Dr Alissa Ferry from the University of Manchester said: “We think this study highlights how sentient newborn babies really are and how much information they are absorbing.
“That’s quite important for new parents and gives them some insight into how their baby is listening to them.”
Dr Ana Flò of Neurospin said: “Language in incredibly complicated and this study is about understanding how infants try to make sense of it when they first hear it.
“We often think of language as being made up of words, but words often blur together when we talk. So one of the first steps to learn language is to pick out the words.
“Our study shows that at just 3 days old, without understanding what it means, they are able pick out individual words from speech.
“And we have identified two important tools that we are almost certainly born with, that gives them the ability to do this.”
The researchers played the infants a 3 and a half minute audio clip in which four meaningless words, were buried in a stream of syllables.
Using a painless technique called Near-Infrared Spectroscopy, which shines light into the brain, they were able to measure how much was absorbed, telling them which parts of the brain were active.
Dr Perrine Brusini of the University of Liverpool noted: “We then had the infants listen to individual words and found that their brains responded differently to the words that they heard than to slightly different words.
“This showed that even from birth infants can pick out individual words from language.
Source: Mike Addelman – University of Manchester
Publisher: Organized by NeuroscienceNews.com.
Image Source: NeuroscienceNews.com image is in the public domain.
Original Research: Abstract for “Uncovering Biologically Coherent Peripheral Signatures of Health and Risk for Alzheimer’s Disease in the Aging Brain” by Ana Fló, Perrine Brusini, Francesco Macagno, Marina Nespor, Jacques Mehler, and Alissa L. Ferry in Developmental Science. Published January 25 2019.
[cbtabs][cbtab title=”MLA”]University of Manchester”Newborn Babies Have Inbuilt Ability to Pick Out Words.” NeuroscienceNews.
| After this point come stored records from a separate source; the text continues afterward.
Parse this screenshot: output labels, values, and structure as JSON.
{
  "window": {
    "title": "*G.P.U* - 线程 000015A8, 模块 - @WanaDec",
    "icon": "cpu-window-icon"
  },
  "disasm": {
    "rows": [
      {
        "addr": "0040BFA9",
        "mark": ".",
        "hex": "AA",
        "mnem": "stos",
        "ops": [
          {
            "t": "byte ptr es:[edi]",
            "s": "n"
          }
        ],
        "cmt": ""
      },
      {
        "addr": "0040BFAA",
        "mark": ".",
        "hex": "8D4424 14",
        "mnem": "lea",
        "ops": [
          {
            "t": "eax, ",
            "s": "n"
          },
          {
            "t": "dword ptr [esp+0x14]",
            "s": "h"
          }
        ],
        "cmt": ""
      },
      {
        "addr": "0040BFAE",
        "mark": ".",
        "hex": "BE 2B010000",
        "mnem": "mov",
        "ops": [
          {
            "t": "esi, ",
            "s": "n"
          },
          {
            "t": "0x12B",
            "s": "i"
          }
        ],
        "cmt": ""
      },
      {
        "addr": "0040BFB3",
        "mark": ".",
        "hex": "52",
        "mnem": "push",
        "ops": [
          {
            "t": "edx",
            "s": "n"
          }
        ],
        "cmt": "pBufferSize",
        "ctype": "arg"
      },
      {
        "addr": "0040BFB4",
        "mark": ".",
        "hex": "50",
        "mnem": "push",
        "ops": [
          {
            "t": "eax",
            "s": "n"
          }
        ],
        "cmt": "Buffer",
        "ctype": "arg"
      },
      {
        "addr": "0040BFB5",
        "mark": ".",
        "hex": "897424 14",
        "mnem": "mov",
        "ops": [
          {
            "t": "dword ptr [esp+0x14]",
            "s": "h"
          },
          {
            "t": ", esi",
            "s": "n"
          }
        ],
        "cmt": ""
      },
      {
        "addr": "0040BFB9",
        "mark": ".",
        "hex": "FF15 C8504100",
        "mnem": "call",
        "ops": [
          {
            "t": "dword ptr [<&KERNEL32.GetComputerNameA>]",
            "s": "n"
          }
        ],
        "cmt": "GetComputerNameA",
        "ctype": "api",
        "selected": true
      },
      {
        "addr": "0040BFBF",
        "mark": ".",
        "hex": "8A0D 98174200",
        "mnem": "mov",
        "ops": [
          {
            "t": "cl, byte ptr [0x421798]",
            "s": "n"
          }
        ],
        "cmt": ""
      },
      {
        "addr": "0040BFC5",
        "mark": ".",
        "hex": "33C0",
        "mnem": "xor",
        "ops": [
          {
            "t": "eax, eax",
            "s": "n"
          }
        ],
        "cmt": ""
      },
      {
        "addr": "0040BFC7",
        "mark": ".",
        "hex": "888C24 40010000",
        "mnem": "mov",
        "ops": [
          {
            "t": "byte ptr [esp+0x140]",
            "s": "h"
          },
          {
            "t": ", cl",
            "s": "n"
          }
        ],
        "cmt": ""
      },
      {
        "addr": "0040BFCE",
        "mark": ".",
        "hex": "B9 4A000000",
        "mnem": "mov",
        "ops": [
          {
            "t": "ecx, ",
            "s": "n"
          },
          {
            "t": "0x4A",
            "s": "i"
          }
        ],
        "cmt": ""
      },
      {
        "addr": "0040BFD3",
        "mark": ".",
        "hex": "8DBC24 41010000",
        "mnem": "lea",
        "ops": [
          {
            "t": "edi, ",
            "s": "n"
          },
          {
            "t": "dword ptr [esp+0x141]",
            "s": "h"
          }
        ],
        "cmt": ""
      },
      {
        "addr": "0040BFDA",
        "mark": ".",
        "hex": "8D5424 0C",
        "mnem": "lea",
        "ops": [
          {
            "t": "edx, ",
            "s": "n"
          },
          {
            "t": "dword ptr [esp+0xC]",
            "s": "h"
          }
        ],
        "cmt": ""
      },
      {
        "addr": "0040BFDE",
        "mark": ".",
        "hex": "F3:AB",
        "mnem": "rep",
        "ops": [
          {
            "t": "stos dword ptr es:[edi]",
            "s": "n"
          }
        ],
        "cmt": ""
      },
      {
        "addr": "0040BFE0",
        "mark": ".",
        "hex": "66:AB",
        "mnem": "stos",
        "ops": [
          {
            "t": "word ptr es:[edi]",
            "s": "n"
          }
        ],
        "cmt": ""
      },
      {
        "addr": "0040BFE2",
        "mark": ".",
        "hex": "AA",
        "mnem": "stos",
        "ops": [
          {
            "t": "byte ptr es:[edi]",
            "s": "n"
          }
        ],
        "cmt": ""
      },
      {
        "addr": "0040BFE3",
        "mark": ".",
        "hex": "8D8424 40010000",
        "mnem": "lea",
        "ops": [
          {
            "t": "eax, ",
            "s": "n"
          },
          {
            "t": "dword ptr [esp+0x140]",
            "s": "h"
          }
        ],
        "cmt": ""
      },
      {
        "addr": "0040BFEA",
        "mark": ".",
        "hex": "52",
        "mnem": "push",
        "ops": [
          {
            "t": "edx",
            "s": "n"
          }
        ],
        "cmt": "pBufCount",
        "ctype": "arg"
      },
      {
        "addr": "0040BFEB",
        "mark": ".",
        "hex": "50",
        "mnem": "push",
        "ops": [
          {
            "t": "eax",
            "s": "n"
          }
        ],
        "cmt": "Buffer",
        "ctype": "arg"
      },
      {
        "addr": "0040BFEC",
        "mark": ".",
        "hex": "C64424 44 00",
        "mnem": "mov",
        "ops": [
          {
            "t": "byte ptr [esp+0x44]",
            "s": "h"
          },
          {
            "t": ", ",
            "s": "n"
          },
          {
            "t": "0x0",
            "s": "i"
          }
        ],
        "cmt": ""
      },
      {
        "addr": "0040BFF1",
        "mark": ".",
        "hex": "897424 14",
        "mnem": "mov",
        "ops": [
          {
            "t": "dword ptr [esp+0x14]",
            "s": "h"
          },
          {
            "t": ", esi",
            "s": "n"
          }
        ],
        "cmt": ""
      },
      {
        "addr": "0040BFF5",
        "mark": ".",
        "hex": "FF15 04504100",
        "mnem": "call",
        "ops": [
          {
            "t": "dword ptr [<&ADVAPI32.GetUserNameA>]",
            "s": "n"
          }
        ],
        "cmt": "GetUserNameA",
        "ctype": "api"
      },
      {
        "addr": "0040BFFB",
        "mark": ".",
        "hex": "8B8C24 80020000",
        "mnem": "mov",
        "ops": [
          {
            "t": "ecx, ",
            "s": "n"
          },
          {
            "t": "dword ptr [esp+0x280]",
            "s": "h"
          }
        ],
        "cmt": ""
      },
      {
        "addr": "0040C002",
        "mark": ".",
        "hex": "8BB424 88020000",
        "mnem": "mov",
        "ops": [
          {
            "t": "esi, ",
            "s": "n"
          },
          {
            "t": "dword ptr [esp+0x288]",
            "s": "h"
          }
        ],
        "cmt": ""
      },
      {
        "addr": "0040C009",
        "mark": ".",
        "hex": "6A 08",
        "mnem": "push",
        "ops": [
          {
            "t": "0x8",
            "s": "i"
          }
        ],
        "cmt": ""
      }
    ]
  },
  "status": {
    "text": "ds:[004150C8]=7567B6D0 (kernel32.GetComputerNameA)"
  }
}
NeuroscienceNews, 29 January 2019.
<https://neurosciencenews.com/language-newborns-10657/>.[/cbtab][cbtab title=”APA”]University of Manchester(2019, January 29). Newborn Babies Have Inbuilt Ability to Pick Out Words. NeuroscienceNews. Retrieved January 29, 2019 from https://neurosciencenews.com/language-newborns-10657/[/cbtab][cbtab title=”Chicago”]University of Manchester”Newborn Babies Have Inbuilt Ability to Pick Out Words.” https://neurosciencenews.com/language-newborns-10657/ (accessed January 29, 2019).[/cbtab][/cbtabs]
Newborns are sensitive to multiple cues for word segmentation in continuous speech
Before infants can learn words, they must identify those words in continuous speech. Yet, the speech signal lacks obvious boundary markers, which poses a potential problem for language acquisition (Swingley, 2009). By the middle of the first year, infants seem to have solved this problem (Bergelson & Swingley, 2012; Jusczyk & Aslin, 1995), but it is unknown if segmentation abilities are present from birth, or if they only emerge after sufficient language exposure and/or brain maturation. Here, in two independent experiments, we looked at two cues known to be crucial for the segmentation of human speech: the computation of statistical co‐occurrences between syllables and the use of the language’s prosody. After a brief familiarization of about 3 minutes with continuous speech, using functional near‐infrared spectroscopy (fNIRS), neonates showed differential brain responses on a recognition test to words that violated either the statistical (Experiment 1) or prosodic (Experiment 2) boundaries of the familiarization, compared to words that conformed to those boundaries. Importantly, word recognition in Experiment 2 occurred even in the absence of prosodic information at test, meaning that newborns encoded the phonological content independently of its prosody. These data indicate that humans are born with operational language processing and memory capacities and can use at least two types of cues to segment otherwise continuous speech, a key first step in language acquisition.